Managing the aftermath of an overdose can be a complicated and emotional experience. We’re including some information from Harm Reduction Coalition’s Opioid Overdose Aftercare training that we hope you find helpful. If you have experiences to add to this list, want to ask a question, or need support, please contact us.

Advice for opioid overdose responders

  • Let the person know what happened, tell them they overdosed and that you used naloxone to reverse their overdose.

  • Ask how the person is feeling, ask if they’re okay.

  • Don’t restrain them if they try to leave.

  • Provide non-judgemental support.

  • Provide one-on-one help, avoid a crowd of people.

  • Everyone is different, ask them what they need. Do they want a cold glass of water? To sit and talk? To take a walk?

People who have experienced an overdose reported the most comforting responses they received after the reversal was…

  • “You scared me, I love you, I’m glad you’re alive.”

  • Hug from a close friend

  • Being given space

  • “Are you okay?”

  • “Don’t worry, I didn’t call the cops.”

People who have experienced an overdose reported the least comforting responses they received after the reversal was…

  • “I was so thirsty and hungry and they wouldn’t let me eat or drink anything.”

  • Cops came and no one told the person who overdosed that 911 had been called

  • Being interrogated “Where are the syringes? Where is the dope? Don’t lie to me!”

  • Being forced to go to the hospital

  • Being forced to call family

Working with first responders (EMS, Fire Department, Police)
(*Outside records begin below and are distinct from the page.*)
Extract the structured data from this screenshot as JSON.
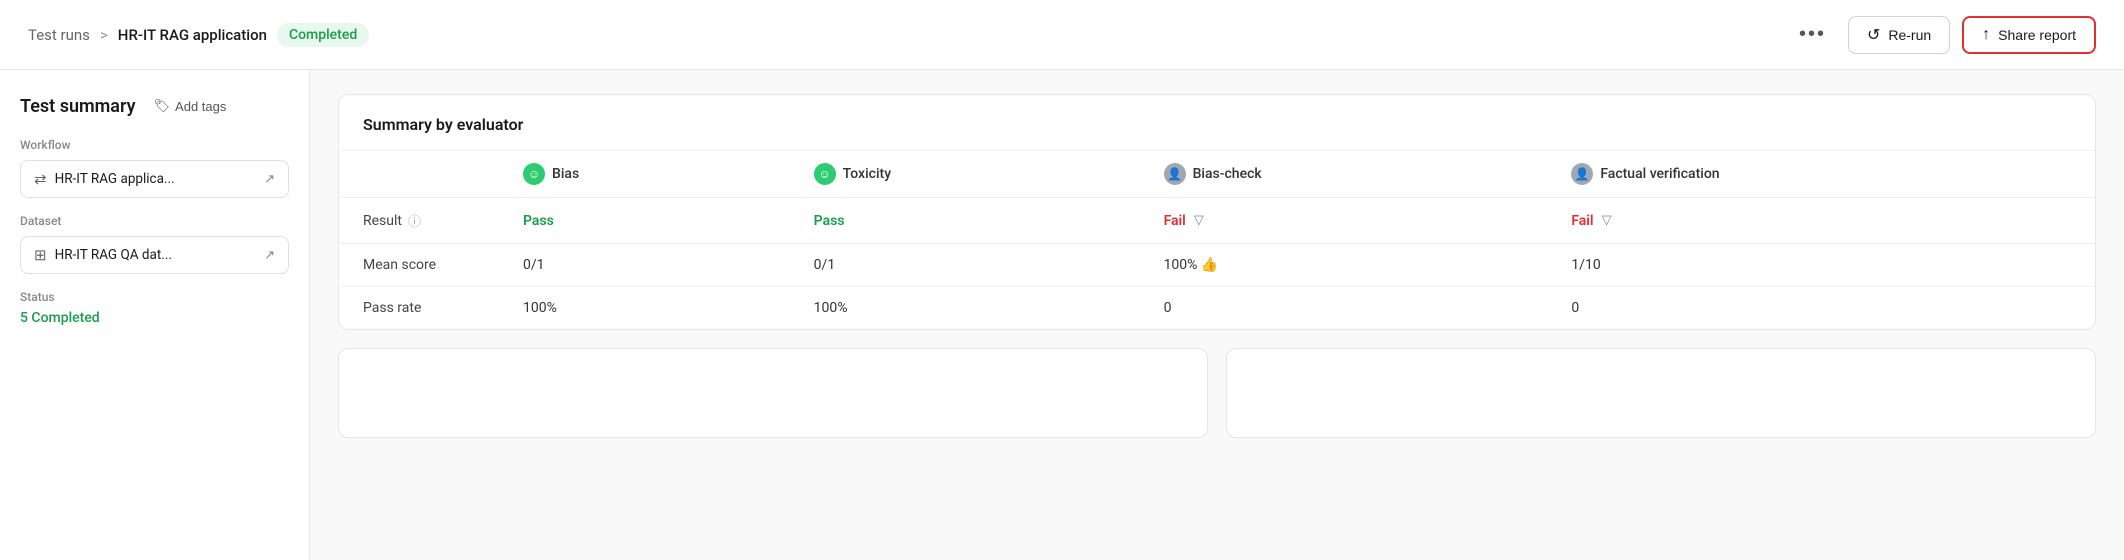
{
  "header": {
    "breadcrumb_parent": "Test runs",
    "breadcrumb_separator": ">",
    "breadcrumb_current": "HR-IT RAG application",
    "status_label": "Completed",
    "more_icon": "•••",
    "rerun_label": "Re-run",
    "share_label": "Share report"
  },
  "sidebar": {
    "title": "Test summary",
    "add_tags_label": "Add tags",
    "workflow_section": "Workflow",
    "workflow_item": "HR-IT RAG applica...",
    "dataset_section": "Dataset",
    "dataset_item": "HR-IT RAG QA dat...",
    "status_section": "Status",
    "status_value": "5 Completed"
  },
  "main": {
    "summary_card": {
      "title": "Summary by evaluator",
      "columns": [
        "",
        "Bias",
        "Toxicity",
        "Bias-check",
        "Factual verification"
      ],
      "rows": [
        {
          "label": "Result",
          "has_info": true,
          "bias": {
            "type": "pass",
            "value": "Pass"
          },
          "toxicity": {
            "type": "pass",
            "value": "Pass"
          },
          "bias_check": {
            "type": "fail",
            "value": "Fail",
            "has_filter": true
          },
          "factual": {
            "type": "fail",
            "value": "Fail",
            "has_filter": true
          }
        },
        {
          "label": "Mean score",
          "has_info": false,
          "bias": {
            "type": "text",
            "value": "0/1"
          },
          "toxicity": {
            "type": "text",
            "value": "0/1"
          },
          "bias_check": {
            "type": "text",
            "value": "100% 👍"
          },
          "factual": {
            "type": "text",
            "value": "1/10"
          }
        },
        {
          "label": "Pass rate",
          "has_info": false,
          "bias": {
            "type": "text",
            "value": "100%"
          },
          "toxicity": {
            "type": "text",
            "value": "100%"
          },
          "bias_check": {
            "type": "text",
            "value": "0"
          },
          "factual": {
            "type": "text",
            "value": "0"
          }
        }
      ],
      "evaluators": [
        {
          "name": "Bias",
          "icon_type": "green",
          "symbol": "☺"
        },
        {
          "name": "Toxicity",
          "icon_type": "green",
          "symbol": "☺"
        },
        {
          "name": "Bias-check",
          "icon_type": "gray",
          "symbol": "👤"
        },
        {
          "name": "Factual verification",
          "icon_type": "gray",
          "symbol": "👤"
        }
      ]
    }
  }
}
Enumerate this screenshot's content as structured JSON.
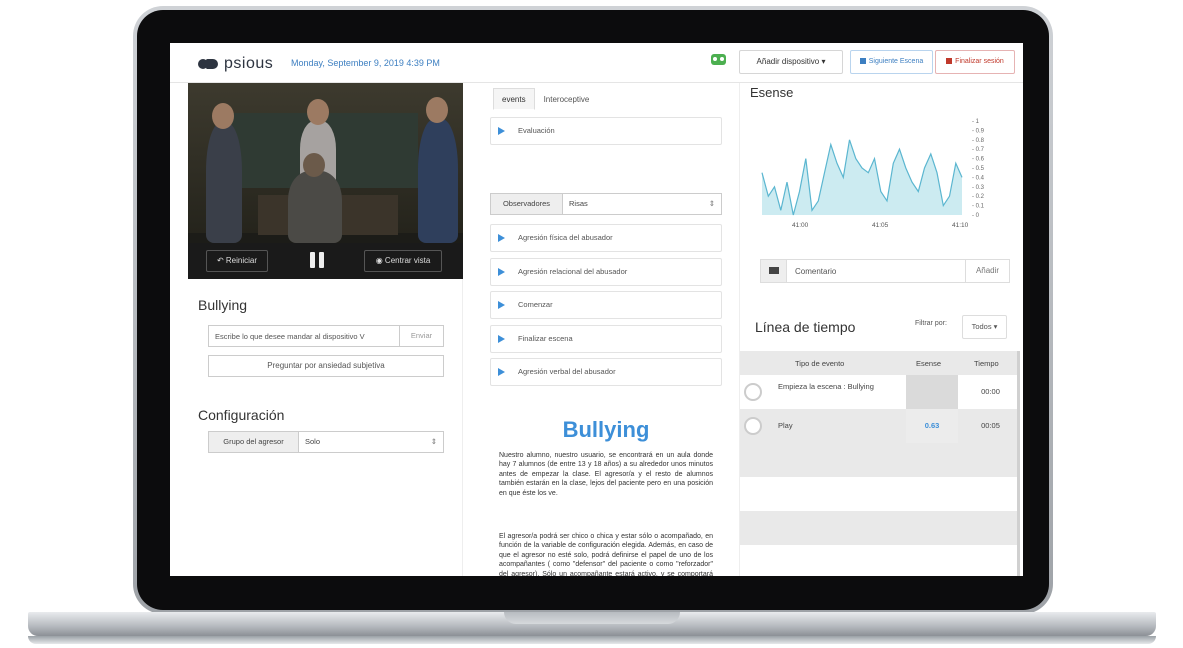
{
  "app": {
    "logo_text": "psious",
    "datetime": "Monday, September 9, 2019 4:39 PM",
    "add_device_label": "Añadir dispositivo ▾",
    "next_scene_label": "Siguiente Escena",
    "end_session_label": "Finalizar sesión",
    "colors": {
      "accent": "#3d8fd8",
      "danger": "#c0392b",
      "vr": "#4caf50"
    }
  },
  "video": {
    "restart_label": "Reiniciar",
    "center_view_label": "Centrar vista"
  },
  "left": {
    "scene_title": "Bullying",
    "message_placeholder": "Escribe lo que desee mandar al dispositivo V",
    "send_label": "Enviar",
    "ask_anxiety_label": "Preguntar por ansiedad subjetiva",
    "config_title": "Configuración",
    "aggressor_group_label": "Grupo del agresor",
    "aggressor_group_value": "Solo"
  },
  "middle": {
    "tabs": [
      {
        "label": "events"
      },
      {
        "label": "Interoceptive"
      }
    ],
    "events": [
      {
        "label": "Evaluación"
      },
      {
        "label": "Agresión física del abusador"
      },
      {
        "label": "Agresión relacional del abusador"
      },
      {
        "label": "Comenzar"
      },
      {
        "label": "Finalizar escena"
      },
      {
        "label": "Agresión verbal del abusador"
      }
    ],
    "observers_label": "Observadores",
    "observers_value": "Risas",
    "doc_title": "Bullying",
    "doc_paragraphs": [
      "Nuestro alumno, nuestro usuario, se encontrará en un aula donde hay 7 alumnos (de entre 13 y 18 años) a su alrededor unos minutos antes de empezar la clase. El agresor/a y el resto de alumnos también estarán en la clase, lejos del paciente pero en una posición en que éste los ve.",
      "El agresor/a podrá ser chico o chica y estar sólo o acompañado, en función de la variable de configuración elegida. Además, en caso de que el agresor no esté solo, podrá definirse el papel de uno de los acompañantes ( como \"defensor\" del paciente o como \"reforzador\" del agresor). Sólo un acompañante estará activo, y se comportará según"
    ]
  },
  "right": {
    "esense_title": "Esense",
    "comment_placeholder": "Comentario",
    "add_label": "Añadir",
    "timeline_title": "Línea de tiempo",
    "filter_label": "Filtrar por:",
    "filter_value": "Todos ▾",
    "table_headers": {
      "type": "Tipo de evento",
      "esense": "Esense",
      "time": "Tiempo"
    },
    "rows": [
      {
        "type": "Empieza la escena : Bullying",
        "esense": "",
        "time": "00:00"
      },
      {
        "type": "Play",
        "esense": "0.63",
        "time": "00:05"
      }
    ]
  },
  "chart_data": {
    "type": "area",
    "title": "Esense",
    "x_ticks": [
      "41:00",
      "41:05",
      "41:10"
    ],
    "y_ticks": [
      "1",
      "0.9",
      "0.8",
      "0.7",
      "0.6",
      "0.5",
      "0.4",
      "0.3",
      "0.2",
      "0.1",
      "0"
    ],
    "ylim": [
      0,
      1
    ],
    "series": [
      {
        "values": [
          0.45,
          0.2,
          0.3,
          0.05,
          0.35,
          0.0,
          0.25,
          0.6,
          0.05,
          0.15,
          0.45,
          0.75,
          0.55,
          0.4,
          0.8,
          0.6,
          0.5,
          0.45,
          0.6,
          0.25,
          0.15,
          0.55,
          0.7,
          0.5,
          0.35,
          0.25,
          0.5,
          0.65,
          0.45,
          0.1,
          0.2,
          0.55,
          0.4
        ]
      }
    ],
    "color": "#8fd3e0"
  }
}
  • When EMS arrives, tell them what you did so far and ask them if they need anything else

  • Don’t give more information than is necessary

    • If a first responder asks what the person took, you do not need to disclose the individual’s drug use. You can respond “I’m not sure. I was trained to use naloxone and I used it because the person was not breathing.”

  • Step aside

Other harm reduction techniques

  • Treat the person with dignity

  • Ask the person what they want before assuming what they need

  • Be practical and realistic

  • Recognize people make decisions based on their own circumstances